• [Aim of the task] Copy each line of the following data that contains "this".

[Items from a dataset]
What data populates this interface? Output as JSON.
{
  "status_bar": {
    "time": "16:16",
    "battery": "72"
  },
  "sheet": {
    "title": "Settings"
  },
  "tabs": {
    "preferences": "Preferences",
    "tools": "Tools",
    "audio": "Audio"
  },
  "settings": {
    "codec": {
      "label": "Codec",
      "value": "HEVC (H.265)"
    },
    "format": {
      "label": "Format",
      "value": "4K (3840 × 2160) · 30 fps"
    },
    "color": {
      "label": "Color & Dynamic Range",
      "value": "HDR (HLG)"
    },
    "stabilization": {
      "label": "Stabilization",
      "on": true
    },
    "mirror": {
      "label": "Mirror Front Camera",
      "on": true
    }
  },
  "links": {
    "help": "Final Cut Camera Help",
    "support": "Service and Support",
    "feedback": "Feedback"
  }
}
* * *
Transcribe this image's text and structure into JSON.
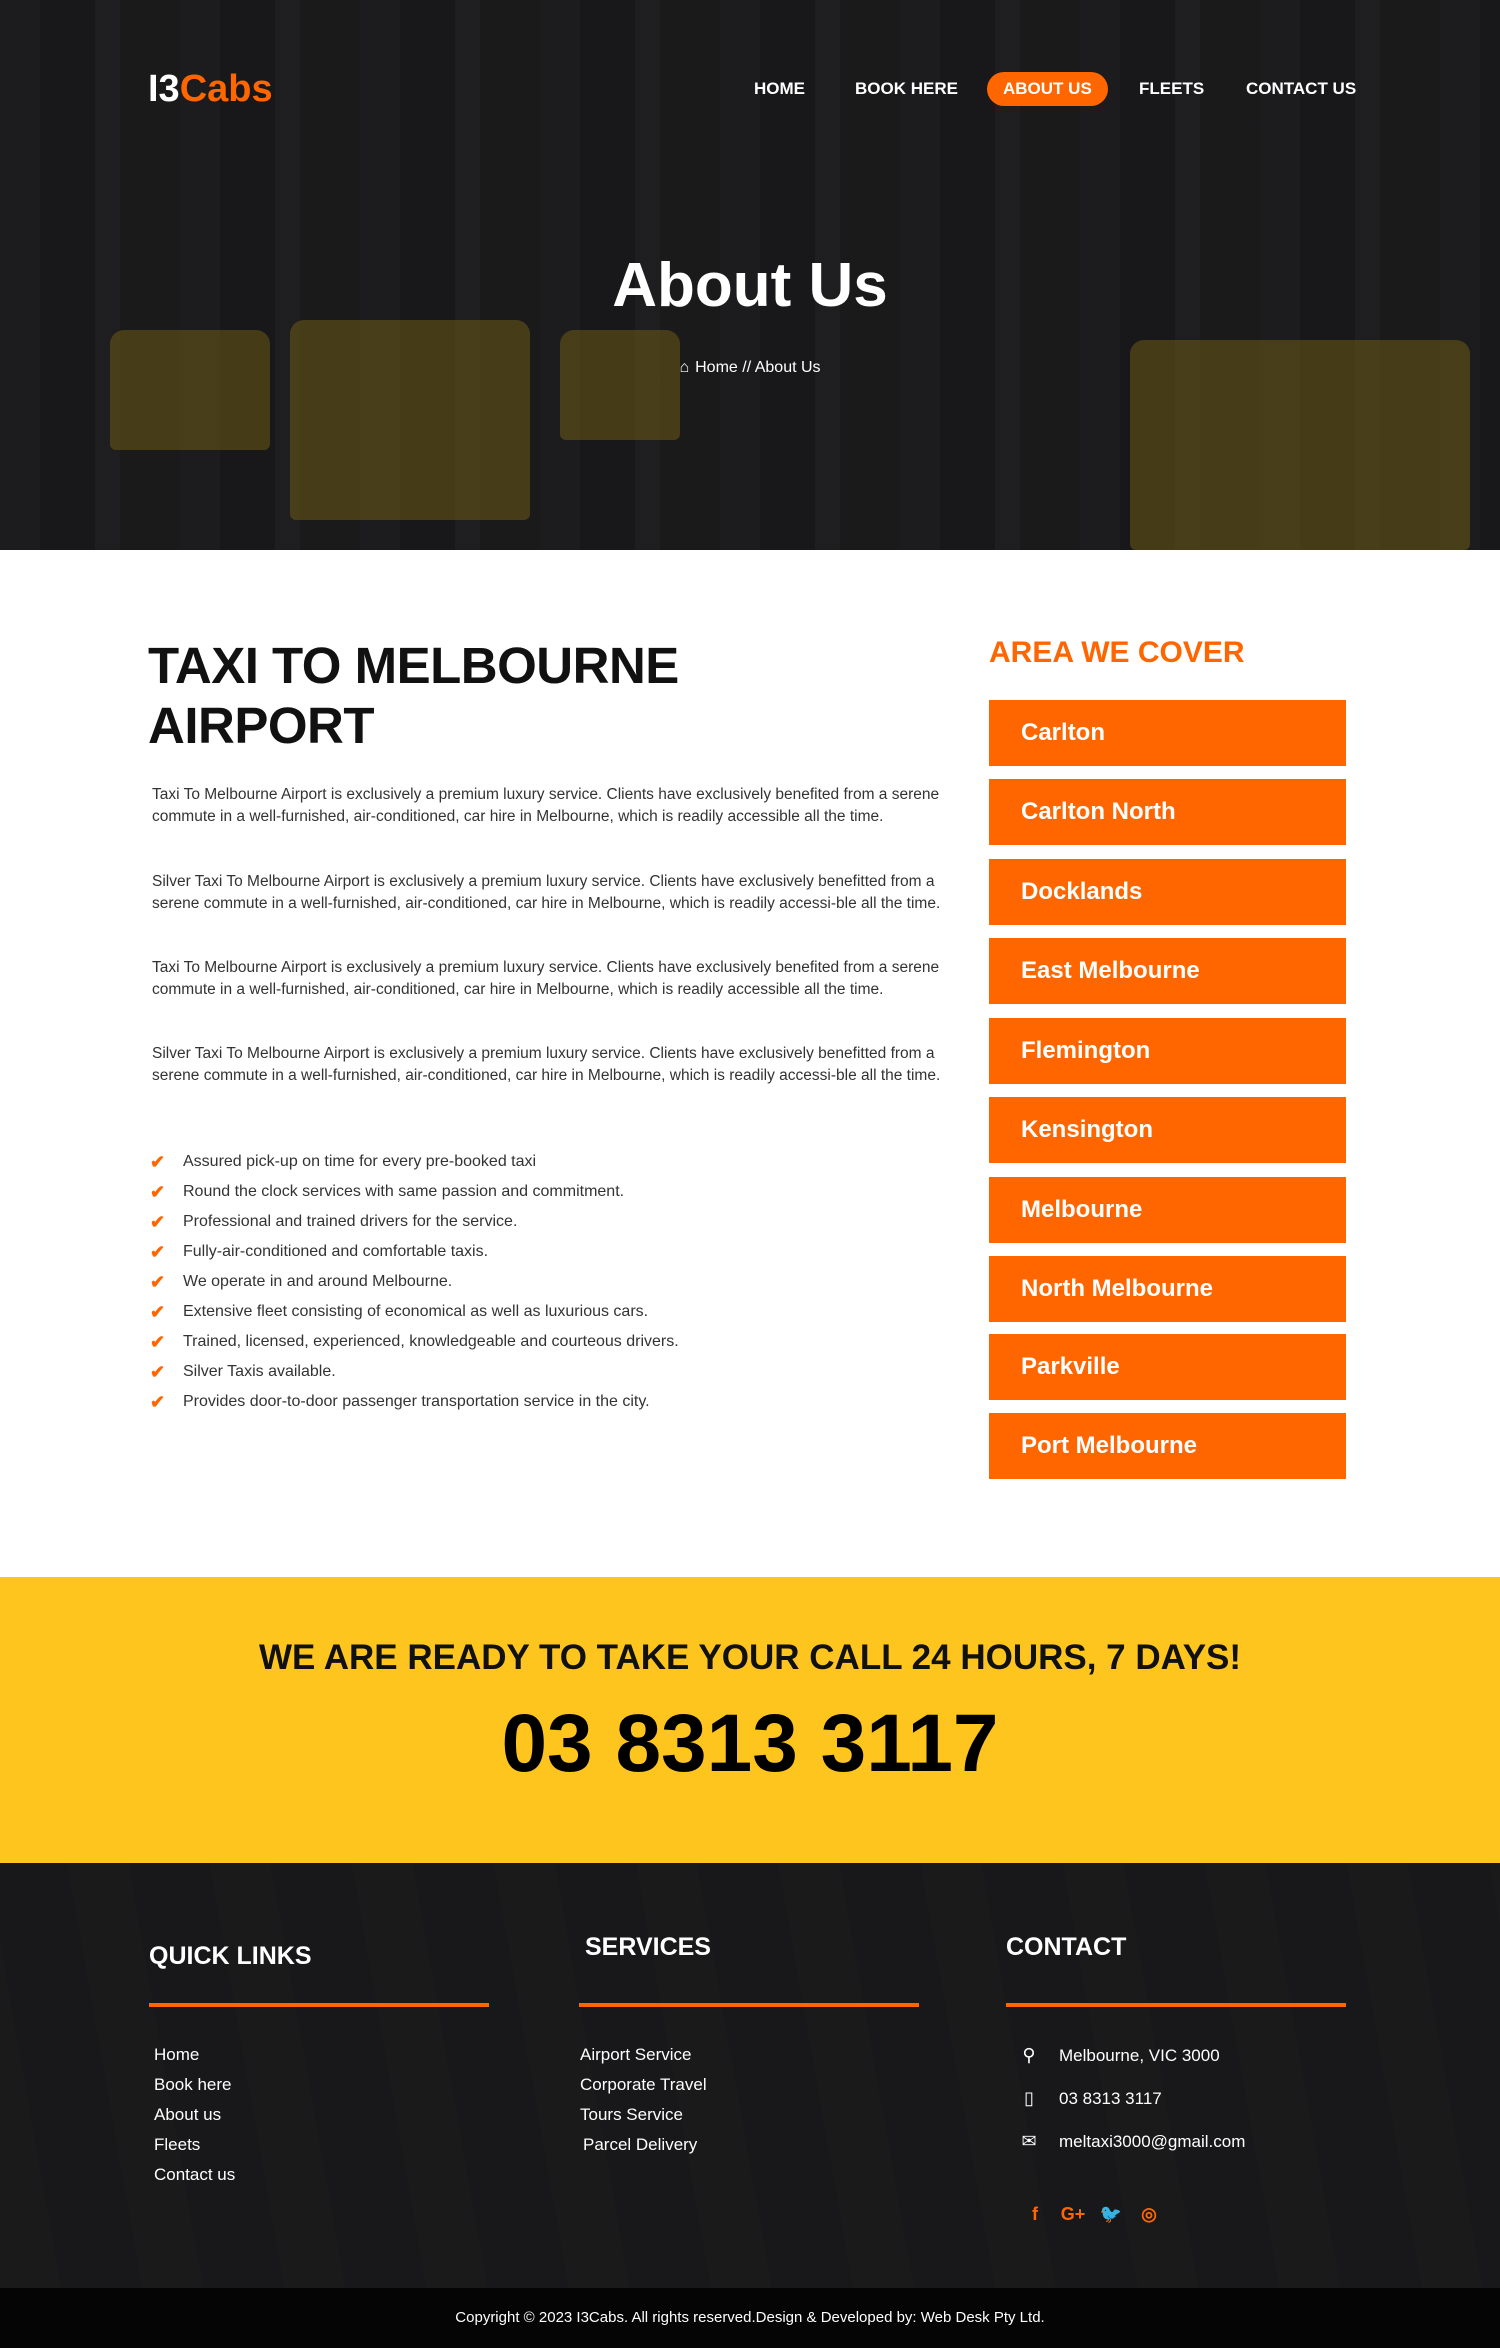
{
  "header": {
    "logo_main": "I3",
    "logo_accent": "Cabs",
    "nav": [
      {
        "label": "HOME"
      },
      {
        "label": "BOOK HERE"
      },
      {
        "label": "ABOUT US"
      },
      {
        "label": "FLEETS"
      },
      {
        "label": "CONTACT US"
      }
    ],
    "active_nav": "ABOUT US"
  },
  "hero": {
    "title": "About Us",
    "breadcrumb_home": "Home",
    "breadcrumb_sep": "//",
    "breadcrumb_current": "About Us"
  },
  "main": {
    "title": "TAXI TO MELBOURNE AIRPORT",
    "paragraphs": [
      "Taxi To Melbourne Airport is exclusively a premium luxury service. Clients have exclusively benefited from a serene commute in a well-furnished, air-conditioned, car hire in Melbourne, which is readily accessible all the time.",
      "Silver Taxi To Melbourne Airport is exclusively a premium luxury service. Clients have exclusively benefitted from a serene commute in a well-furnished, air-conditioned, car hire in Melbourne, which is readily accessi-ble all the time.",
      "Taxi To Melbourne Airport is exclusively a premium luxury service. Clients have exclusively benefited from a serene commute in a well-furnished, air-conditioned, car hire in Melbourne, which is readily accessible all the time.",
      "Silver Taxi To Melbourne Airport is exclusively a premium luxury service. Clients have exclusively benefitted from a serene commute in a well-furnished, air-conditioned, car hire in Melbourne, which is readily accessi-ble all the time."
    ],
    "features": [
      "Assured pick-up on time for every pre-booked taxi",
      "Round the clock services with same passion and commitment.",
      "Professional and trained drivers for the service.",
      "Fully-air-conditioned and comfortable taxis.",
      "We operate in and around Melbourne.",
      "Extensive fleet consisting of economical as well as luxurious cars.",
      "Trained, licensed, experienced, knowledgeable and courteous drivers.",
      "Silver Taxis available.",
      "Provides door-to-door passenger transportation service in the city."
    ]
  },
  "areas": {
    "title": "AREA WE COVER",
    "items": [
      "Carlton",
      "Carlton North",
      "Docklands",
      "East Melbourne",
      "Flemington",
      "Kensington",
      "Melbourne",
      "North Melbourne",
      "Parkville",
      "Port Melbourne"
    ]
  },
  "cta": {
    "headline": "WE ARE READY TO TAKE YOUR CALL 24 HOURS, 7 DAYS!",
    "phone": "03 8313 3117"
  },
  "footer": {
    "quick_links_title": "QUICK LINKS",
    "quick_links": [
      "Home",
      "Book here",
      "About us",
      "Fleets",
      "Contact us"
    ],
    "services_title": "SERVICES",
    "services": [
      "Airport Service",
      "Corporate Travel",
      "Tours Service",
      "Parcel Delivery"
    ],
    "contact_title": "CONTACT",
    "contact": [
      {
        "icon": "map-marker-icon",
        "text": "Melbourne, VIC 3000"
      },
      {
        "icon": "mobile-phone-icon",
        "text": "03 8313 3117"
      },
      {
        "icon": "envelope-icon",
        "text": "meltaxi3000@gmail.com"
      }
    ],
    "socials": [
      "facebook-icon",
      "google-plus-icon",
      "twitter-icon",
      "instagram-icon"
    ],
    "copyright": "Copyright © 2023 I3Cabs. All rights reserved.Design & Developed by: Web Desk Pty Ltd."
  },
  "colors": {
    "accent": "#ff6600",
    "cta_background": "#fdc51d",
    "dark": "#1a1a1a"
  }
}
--
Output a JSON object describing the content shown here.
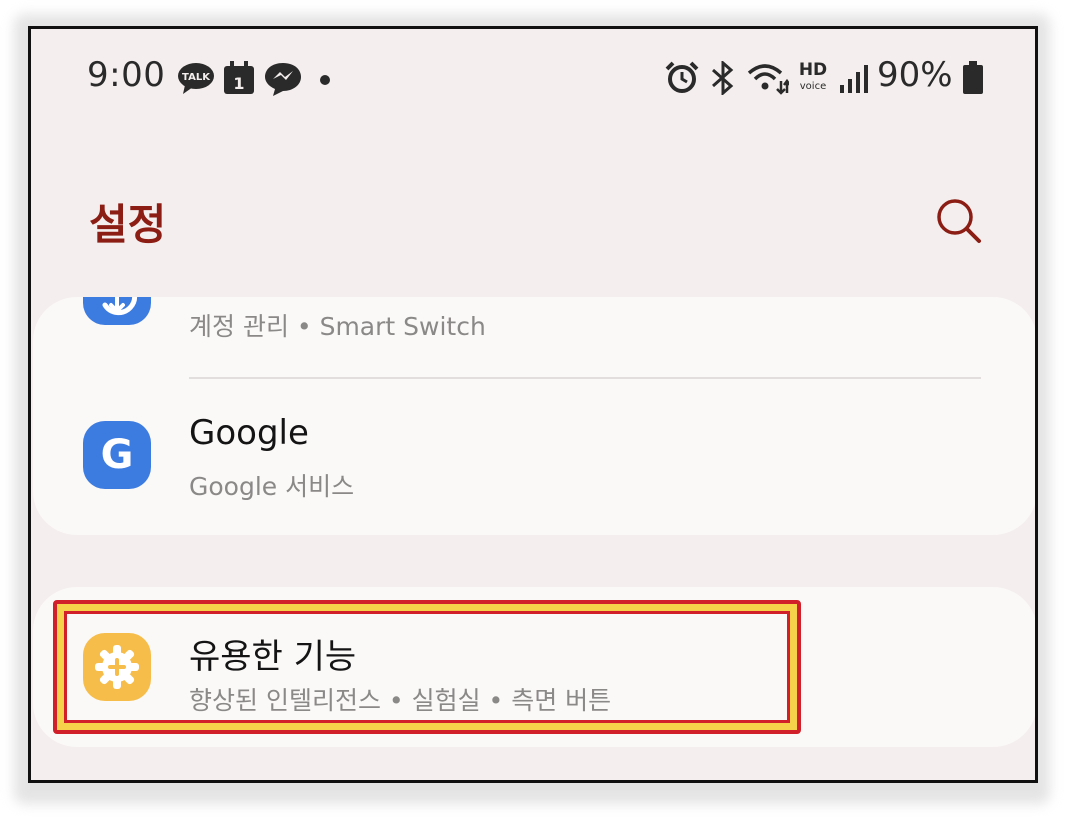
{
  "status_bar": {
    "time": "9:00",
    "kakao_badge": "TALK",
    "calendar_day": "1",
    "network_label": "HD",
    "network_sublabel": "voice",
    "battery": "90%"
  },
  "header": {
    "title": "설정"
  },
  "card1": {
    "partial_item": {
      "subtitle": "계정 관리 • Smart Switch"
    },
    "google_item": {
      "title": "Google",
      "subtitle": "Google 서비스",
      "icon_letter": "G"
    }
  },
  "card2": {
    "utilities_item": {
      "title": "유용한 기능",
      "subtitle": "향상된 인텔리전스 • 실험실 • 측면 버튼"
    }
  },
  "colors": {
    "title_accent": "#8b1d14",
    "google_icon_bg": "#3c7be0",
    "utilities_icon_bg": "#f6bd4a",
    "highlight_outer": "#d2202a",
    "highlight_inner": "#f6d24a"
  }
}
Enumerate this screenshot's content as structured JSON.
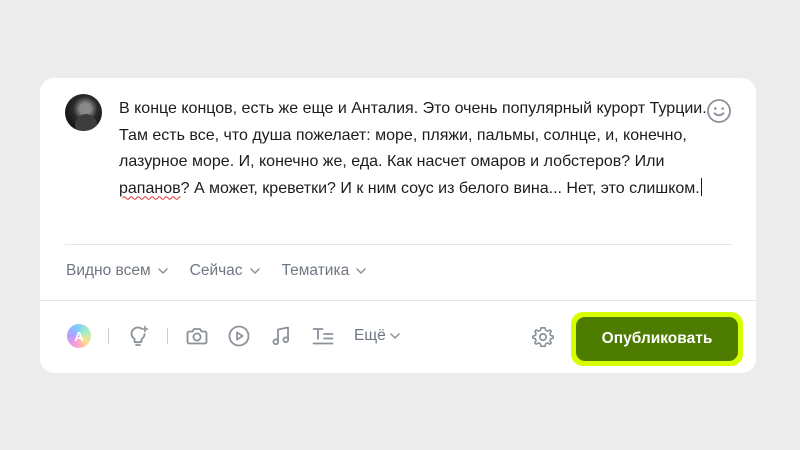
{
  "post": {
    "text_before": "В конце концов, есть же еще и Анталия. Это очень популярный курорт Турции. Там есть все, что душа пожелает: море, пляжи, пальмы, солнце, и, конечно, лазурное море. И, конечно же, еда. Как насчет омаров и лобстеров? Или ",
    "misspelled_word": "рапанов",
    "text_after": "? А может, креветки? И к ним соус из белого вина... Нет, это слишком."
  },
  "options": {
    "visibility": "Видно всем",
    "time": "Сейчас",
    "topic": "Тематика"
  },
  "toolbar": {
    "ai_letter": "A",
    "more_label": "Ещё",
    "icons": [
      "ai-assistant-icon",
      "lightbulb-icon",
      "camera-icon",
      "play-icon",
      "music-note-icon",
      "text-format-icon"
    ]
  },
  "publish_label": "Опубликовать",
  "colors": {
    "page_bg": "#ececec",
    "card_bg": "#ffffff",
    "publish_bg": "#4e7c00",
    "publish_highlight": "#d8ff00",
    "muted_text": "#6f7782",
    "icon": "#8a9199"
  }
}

• [Problem solution]
What data populates this interface? Output as JSON.
Transcribe this image's text and structure into JSON.
Enumerate this screenshot's content as structured JSON.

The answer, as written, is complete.